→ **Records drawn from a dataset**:
---

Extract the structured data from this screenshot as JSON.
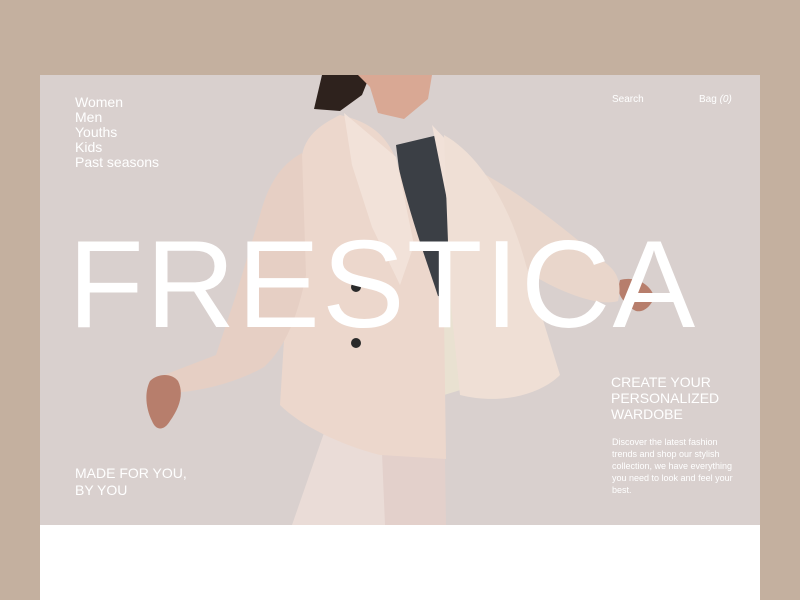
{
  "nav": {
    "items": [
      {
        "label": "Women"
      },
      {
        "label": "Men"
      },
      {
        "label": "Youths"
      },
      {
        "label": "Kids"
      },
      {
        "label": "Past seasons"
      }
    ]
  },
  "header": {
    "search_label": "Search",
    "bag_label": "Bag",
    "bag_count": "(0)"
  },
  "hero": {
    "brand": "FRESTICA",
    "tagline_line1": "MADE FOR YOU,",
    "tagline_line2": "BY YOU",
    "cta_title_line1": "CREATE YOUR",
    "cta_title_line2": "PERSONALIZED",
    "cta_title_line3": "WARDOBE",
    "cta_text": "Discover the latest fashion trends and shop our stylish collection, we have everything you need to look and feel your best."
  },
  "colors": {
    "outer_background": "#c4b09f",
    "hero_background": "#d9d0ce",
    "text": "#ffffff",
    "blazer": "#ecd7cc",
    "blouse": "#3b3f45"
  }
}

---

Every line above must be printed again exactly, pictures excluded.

Extract the structured data from this screenshot as JSON.
{
  "nav": {
    "items": [
      {
        "label": "Women"
      },
      {
        "label": "Men"
      },
      {
        "label": "Youths"
      },
      {
        "label": "Kids"
      },
      {
        "label": "Past seasons"
      }
    ]
  },
  "header": {
    "search_label": "Search",
    "bag_label": "Bag",
    "bag_count": "(0)"
  },
  "hero": {
    "brand": "FRESTICA",
    "tagline_line1": "MADE FOR YOU,",
    "tagline_line2": "BY YOU",
    "cta_title_line1": "CREATE YOUR",
    "cta_title_line2": "PERSONALIZED",
    "cta_title_line3": "WARDOBE",
    "cta_text": "Discover the latest fashion trends and shop our stylish collection, we have everything you need to look and feel your best."
  },
  "colors": {
    "outer_background": "#c4b09f",
    "hero_background": "#d9d0ce",
    "text": "#ffffff",
    "blazer": "#ecd7cc",
    "blouse": "#3b3f45"
  }
}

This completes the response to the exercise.